Consider some of the most pressing management topics facing public leaders: pay-for-performance, charter schools, privatization and outsourcing, compensation and pension design, collective bargaining, performance measurement, and accountability. These issues are nothing less than a political minefield.
Like everyone, I have my own ideas about the proper role of government. But I don't feel as if I have to constantly behave as either a cheerleader for government nor as its perpetual critic.
We live in a "both/and" universe yet speak the language of "either/or." Government both accomplishes important tasks and is frustratingly inefficient. There are both hard-working public employees and lazy public employees. Regulations are both necessary at times and overburdensome at times. When it comes to government, there is Yin and there is Yang.
Instead, we are offered only extreme choices in black or white terms. Government is either good or bad, so which side are you on?
Consider the notion of accountability in the public sector. To some, the term represents a pipe dream of bumbling bureaucracies masquerading as well-oiled machines by adopting the language of the private sector. To others, the term "accountability" is a code word for punishing public employees, a way to undermine support for public institutions by adopting the hard-nosed language of business prior to making devastating cuts, or shifting to a privatized model of service delivery.
So, which is it? Is public-sector accountability a pipe dream, or an excuse to gut government?
How about this instead: Accountability should be both an aspirational goal and an enduring challenge for every public institution.
From a prison to a public school, from the local library to the Food and Drug Administration, every public agency should be striving to deliver public value commensurate with the resources consumed -- and more. This goal should guide our efforts, even though we recognize that measuring results and delivering results can be a nearly impossible task in the public sector because of the challenges of measurement.
Debates about the proper role of government are an important aspect of our democracy. But when ideology gets in the way of thinking about how we might be able to improve the way government works, that's a problem.

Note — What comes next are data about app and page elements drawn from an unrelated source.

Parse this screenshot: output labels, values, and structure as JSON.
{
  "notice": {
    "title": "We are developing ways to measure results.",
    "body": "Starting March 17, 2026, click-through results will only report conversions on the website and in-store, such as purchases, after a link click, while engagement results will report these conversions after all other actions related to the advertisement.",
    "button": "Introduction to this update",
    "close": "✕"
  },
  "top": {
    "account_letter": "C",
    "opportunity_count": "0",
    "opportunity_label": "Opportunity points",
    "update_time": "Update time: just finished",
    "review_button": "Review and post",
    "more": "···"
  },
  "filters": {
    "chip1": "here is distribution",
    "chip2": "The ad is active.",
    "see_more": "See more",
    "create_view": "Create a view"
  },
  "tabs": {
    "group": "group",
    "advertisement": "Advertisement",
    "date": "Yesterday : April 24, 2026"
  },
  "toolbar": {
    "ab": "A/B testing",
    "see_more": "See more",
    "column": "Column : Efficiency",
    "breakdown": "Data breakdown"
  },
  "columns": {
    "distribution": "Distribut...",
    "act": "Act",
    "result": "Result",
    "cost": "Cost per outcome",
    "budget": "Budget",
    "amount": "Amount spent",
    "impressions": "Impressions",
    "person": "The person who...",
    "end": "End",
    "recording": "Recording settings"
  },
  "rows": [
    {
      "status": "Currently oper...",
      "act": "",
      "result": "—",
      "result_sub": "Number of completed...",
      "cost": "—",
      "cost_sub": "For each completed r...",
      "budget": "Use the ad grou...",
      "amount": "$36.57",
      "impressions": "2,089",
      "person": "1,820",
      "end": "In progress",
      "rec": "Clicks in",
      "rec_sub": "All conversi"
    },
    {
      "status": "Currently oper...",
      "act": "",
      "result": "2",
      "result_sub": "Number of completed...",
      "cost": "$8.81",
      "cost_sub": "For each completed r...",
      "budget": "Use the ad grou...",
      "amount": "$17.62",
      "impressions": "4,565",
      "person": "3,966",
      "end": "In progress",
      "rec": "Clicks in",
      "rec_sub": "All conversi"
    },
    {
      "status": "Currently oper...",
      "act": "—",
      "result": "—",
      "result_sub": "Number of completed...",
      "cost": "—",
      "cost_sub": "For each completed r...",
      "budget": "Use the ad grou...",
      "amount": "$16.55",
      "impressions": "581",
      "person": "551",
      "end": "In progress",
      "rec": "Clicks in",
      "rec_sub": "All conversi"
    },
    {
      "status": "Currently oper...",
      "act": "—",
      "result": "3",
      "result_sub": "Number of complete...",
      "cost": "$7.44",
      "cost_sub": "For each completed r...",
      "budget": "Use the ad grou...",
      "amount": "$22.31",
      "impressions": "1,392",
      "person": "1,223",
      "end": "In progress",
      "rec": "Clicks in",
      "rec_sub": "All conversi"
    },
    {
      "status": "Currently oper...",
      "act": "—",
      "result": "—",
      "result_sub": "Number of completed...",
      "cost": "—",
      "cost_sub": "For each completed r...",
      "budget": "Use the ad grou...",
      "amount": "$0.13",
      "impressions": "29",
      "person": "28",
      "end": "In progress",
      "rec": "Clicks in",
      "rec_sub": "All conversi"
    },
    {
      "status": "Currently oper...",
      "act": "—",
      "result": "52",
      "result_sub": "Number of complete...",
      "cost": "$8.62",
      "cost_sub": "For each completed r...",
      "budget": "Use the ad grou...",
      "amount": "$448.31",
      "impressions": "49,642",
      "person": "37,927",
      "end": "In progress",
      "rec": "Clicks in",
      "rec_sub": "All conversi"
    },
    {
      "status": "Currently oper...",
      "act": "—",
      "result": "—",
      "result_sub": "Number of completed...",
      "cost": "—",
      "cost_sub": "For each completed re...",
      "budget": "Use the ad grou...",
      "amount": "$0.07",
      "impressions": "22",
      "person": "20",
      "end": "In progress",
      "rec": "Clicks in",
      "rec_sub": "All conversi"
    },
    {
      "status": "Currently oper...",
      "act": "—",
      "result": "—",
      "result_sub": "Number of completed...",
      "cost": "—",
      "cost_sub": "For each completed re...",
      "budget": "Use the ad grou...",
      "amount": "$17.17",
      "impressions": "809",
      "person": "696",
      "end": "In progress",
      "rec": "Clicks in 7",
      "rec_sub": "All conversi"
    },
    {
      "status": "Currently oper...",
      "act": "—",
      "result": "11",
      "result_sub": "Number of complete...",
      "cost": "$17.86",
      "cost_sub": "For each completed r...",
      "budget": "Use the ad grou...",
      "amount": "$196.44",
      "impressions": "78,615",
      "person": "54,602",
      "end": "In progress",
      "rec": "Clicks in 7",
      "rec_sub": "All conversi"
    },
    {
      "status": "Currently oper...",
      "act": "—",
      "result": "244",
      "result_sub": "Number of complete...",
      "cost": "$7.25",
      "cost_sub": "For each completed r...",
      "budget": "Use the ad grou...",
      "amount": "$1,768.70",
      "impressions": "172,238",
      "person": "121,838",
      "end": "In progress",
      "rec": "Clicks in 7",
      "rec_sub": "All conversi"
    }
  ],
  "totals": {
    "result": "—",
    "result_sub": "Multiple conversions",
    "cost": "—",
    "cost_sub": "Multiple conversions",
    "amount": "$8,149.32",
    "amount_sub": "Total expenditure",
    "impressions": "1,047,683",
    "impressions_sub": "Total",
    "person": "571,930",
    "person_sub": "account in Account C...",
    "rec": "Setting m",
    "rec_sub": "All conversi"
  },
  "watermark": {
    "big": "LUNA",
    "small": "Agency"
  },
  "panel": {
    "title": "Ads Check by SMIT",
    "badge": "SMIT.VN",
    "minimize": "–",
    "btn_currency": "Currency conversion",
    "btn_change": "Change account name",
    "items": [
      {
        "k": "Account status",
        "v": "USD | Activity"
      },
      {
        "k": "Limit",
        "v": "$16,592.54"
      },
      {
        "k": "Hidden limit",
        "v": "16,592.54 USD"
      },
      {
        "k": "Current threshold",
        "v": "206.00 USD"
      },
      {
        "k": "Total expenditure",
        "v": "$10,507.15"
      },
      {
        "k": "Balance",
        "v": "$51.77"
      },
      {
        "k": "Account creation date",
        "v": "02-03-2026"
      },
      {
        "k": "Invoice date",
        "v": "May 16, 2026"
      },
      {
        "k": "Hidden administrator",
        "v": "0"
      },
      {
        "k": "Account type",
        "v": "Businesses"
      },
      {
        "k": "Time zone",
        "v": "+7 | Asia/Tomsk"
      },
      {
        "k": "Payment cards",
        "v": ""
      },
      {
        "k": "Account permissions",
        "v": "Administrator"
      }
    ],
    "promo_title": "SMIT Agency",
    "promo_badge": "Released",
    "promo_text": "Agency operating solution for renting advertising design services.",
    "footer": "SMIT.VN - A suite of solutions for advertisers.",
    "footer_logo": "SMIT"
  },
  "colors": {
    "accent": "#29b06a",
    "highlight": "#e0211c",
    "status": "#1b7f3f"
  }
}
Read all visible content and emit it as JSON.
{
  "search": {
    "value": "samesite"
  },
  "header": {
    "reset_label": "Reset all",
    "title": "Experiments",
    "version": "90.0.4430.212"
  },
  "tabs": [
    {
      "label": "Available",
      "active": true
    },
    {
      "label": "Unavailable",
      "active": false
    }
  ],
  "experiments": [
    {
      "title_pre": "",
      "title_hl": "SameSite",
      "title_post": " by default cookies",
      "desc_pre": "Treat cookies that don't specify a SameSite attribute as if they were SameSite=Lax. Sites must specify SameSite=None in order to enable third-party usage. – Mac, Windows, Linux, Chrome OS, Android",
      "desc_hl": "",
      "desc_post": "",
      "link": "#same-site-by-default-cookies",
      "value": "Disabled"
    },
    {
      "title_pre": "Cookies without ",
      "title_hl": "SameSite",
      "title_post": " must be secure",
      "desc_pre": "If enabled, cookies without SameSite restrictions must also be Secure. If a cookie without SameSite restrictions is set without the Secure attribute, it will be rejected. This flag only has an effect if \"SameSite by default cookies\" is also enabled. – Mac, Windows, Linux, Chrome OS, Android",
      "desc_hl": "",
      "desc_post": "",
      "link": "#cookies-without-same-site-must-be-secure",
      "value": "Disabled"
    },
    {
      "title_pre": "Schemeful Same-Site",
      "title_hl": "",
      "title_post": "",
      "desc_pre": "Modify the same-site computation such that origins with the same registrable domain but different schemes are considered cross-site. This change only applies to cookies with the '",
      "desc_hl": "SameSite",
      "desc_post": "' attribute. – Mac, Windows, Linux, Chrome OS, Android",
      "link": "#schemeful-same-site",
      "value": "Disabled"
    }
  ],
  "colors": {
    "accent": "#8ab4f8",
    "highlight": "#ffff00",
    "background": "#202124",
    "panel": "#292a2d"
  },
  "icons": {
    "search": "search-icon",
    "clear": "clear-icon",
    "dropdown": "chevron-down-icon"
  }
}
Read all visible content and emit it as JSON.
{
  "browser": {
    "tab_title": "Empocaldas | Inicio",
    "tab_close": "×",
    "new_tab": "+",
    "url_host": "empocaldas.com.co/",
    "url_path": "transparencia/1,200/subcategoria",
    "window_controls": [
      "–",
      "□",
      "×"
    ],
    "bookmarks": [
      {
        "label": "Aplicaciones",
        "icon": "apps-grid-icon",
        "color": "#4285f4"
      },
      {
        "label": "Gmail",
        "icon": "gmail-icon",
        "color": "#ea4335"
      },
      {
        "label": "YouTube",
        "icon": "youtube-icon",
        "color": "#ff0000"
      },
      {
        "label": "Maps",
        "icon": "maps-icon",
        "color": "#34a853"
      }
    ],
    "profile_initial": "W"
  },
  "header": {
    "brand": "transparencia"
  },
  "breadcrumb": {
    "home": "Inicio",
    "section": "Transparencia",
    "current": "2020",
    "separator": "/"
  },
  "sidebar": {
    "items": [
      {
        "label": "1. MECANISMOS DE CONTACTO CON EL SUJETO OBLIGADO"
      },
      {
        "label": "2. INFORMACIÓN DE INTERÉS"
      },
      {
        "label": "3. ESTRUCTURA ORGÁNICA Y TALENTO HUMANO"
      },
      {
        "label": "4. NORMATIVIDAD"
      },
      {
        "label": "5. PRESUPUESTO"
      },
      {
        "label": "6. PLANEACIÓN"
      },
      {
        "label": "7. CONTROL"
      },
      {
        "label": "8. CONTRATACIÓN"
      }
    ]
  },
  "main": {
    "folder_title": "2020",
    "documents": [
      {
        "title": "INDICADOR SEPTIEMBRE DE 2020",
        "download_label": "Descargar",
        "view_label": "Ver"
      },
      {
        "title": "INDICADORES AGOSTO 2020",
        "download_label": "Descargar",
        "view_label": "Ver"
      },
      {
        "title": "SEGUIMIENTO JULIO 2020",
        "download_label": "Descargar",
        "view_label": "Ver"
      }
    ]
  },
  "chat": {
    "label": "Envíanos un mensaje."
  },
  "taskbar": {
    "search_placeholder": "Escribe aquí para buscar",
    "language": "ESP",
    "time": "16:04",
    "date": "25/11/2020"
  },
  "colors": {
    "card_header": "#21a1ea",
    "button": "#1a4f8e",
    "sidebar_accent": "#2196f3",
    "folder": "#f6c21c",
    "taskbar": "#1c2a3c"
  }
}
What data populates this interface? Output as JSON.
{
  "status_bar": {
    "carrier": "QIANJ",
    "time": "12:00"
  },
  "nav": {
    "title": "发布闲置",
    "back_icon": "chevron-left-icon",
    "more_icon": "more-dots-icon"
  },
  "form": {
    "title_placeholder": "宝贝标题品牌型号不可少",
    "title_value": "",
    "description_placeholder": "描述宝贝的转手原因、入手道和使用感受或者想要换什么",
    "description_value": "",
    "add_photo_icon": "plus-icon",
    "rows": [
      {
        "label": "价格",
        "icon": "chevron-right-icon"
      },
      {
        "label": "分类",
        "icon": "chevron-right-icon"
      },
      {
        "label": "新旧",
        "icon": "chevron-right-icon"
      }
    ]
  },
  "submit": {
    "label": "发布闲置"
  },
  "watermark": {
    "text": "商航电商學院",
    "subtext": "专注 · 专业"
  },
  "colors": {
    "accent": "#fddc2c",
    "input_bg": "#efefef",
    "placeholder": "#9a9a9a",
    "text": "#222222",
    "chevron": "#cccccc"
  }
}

So take off your ideological blinders and take an honest look at your organization. Maybe accountability just means taking a hard look at how your agency works and striving to make it work better.